**About this exercise**:
A line counts if it contains the word "object" at least once. State how many such lines the records contain, giving the number alone.

Start of Dataset records

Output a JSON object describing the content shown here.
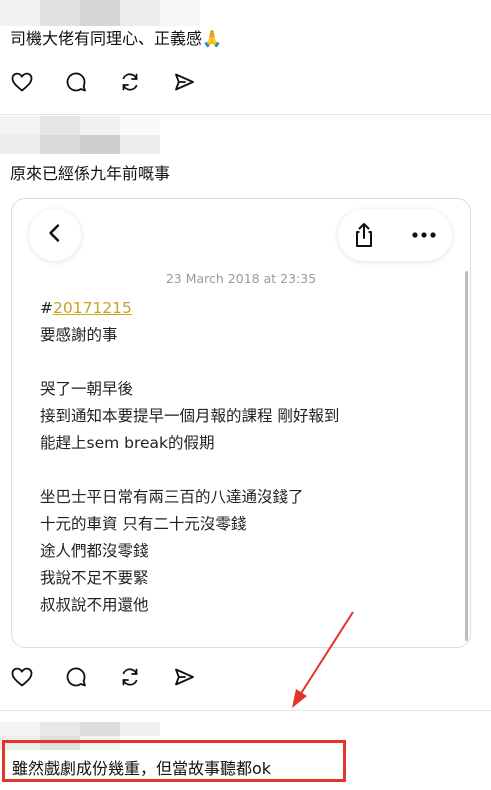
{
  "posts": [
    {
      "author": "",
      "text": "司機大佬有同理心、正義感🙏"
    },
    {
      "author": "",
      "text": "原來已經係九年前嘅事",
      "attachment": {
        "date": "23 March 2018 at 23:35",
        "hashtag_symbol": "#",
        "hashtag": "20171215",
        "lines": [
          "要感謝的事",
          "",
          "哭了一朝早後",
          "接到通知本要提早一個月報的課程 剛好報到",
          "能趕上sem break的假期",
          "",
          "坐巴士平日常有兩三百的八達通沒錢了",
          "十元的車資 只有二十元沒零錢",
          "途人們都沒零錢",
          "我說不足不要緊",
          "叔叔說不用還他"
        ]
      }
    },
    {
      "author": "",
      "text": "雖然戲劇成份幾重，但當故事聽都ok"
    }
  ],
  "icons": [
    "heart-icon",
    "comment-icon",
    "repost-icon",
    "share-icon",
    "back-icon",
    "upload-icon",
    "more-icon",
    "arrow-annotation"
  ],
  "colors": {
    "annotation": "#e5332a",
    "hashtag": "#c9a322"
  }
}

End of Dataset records
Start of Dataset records

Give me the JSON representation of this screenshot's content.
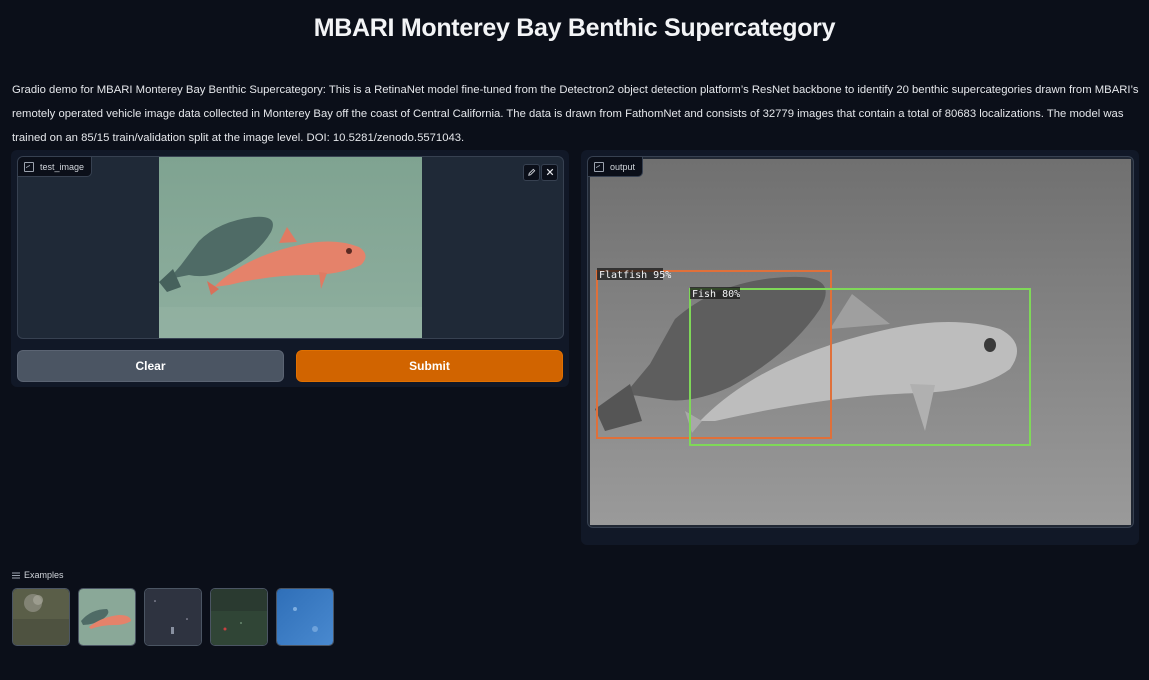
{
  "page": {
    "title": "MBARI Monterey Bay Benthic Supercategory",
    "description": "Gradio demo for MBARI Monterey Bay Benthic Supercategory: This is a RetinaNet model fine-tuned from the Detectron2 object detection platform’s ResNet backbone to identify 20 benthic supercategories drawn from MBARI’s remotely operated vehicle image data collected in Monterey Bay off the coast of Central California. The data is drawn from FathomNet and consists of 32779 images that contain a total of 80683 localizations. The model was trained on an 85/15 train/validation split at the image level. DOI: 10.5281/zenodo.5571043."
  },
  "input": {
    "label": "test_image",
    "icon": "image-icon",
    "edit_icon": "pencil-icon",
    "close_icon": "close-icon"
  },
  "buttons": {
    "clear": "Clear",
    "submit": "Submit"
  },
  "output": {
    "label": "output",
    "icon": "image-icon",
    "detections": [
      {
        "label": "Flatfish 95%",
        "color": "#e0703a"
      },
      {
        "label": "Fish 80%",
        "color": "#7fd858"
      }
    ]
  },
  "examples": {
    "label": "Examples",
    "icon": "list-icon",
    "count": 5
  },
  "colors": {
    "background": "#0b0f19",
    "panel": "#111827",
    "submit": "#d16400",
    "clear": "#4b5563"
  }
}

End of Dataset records
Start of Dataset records

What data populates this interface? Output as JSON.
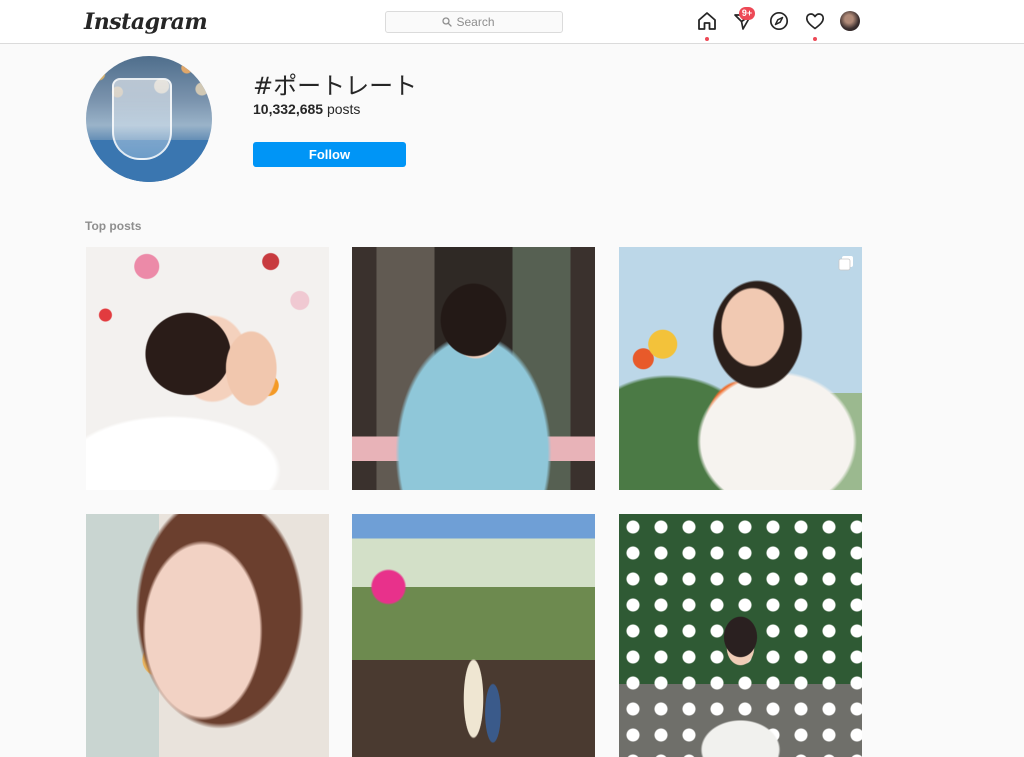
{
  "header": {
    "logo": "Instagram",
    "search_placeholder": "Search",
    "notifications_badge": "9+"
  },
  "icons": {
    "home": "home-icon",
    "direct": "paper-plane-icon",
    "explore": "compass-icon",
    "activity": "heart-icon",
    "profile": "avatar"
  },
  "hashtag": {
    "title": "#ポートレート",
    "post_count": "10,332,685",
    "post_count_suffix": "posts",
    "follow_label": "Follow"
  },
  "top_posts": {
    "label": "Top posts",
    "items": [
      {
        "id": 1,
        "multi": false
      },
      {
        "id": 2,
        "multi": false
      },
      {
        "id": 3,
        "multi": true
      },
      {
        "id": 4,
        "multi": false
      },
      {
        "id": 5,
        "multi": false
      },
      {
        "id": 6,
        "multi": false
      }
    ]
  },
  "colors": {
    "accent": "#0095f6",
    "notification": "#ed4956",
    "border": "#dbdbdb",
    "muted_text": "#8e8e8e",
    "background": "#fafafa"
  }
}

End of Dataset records

**Finished task**:
2